What to work on ->
Which lines in the records below contain the word "جهان"? Copy each of them.

Data about app and page elements ->
• • • •
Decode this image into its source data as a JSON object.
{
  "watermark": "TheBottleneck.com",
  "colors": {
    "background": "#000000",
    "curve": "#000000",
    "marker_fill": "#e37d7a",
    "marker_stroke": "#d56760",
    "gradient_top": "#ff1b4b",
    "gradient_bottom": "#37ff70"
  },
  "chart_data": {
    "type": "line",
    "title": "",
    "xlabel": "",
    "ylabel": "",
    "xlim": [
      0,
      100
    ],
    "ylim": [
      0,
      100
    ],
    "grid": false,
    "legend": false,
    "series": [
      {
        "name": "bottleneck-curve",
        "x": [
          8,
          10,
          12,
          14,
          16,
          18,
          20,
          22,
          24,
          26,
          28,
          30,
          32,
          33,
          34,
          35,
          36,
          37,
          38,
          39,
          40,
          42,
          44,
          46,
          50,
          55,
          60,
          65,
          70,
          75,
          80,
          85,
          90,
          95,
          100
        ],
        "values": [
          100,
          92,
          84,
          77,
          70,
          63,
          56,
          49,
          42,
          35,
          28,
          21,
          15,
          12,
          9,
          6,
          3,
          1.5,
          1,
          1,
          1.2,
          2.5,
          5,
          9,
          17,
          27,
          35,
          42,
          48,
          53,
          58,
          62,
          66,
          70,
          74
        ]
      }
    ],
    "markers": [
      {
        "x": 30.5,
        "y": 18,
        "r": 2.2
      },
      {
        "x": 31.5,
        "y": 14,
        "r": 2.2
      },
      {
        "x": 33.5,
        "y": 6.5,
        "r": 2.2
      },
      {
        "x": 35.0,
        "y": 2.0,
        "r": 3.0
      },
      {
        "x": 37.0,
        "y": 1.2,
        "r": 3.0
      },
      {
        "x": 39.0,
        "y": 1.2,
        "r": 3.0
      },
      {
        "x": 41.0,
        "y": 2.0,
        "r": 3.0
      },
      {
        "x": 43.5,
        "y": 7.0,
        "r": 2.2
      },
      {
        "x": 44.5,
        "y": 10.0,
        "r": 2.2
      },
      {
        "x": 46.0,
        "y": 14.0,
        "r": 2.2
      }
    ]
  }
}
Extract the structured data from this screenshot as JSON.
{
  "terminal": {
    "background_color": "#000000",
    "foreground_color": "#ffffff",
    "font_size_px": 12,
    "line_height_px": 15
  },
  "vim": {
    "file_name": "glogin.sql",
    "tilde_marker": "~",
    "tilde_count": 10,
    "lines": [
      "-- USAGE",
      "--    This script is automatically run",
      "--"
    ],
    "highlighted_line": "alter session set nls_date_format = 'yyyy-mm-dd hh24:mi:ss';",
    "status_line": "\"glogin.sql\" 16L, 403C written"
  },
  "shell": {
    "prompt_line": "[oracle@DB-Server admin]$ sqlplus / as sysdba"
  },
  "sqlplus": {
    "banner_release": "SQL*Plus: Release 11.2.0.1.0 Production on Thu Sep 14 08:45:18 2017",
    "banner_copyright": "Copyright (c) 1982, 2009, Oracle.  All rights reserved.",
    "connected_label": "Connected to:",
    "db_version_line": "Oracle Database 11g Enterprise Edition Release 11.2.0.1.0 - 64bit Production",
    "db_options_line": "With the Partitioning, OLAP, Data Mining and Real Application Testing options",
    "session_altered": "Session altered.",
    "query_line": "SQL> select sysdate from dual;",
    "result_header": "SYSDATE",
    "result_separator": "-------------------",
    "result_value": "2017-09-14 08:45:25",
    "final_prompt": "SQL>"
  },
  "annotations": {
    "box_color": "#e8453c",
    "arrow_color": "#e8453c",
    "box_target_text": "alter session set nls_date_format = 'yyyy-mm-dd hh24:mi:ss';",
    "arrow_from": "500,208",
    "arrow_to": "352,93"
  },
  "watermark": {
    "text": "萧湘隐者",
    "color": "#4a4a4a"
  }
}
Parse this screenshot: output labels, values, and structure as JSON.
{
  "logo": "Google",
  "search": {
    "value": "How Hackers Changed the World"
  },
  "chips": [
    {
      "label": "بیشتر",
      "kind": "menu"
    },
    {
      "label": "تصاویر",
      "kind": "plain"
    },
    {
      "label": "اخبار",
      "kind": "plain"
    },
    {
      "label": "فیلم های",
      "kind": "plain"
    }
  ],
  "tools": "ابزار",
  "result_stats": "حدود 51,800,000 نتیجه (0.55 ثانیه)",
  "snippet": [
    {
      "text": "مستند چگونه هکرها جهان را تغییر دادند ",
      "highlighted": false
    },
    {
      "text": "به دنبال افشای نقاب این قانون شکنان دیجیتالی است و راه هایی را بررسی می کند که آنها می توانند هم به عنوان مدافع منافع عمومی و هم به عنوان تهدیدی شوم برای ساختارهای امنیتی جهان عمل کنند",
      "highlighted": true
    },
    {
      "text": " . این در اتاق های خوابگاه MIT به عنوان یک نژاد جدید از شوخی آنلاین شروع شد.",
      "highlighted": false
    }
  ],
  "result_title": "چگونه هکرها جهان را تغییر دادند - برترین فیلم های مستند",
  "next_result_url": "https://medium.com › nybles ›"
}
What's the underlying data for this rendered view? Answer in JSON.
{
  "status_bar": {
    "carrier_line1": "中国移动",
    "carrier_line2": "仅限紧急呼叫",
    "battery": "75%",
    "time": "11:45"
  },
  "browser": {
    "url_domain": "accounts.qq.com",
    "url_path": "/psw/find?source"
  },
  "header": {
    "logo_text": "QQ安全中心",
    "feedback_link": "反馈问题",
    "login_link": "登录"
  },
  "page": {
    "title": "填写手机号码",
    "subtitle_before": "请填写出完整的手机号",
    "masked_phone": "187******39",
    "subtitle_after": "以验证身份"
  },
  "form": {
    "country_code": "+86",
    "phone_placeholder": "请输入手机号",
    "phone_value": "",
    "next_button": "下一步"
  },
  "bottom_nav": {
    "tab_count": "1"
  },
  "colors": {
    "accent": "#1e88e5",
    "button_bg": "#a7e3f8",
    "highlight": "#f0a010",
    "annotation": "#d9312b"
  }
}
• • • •
Result for this exercise ->
      "text": "مستند چگونه هکرها جهان را تغییر دادند ",
      "text": "به دنبال افشای نقاب این قانون شکنان دیجیتالی است و راه هایی را بررسی می کند که آنها می توانند هم به عنوان مدافع منافع عمومی و هم به عنوان تهدیدی شوم برای ساختارهای امنیتی جهان عمل کنند",
  "result_title": "چگونه هکرها جهان را تغییر دادند - برترین فیلم های مستند",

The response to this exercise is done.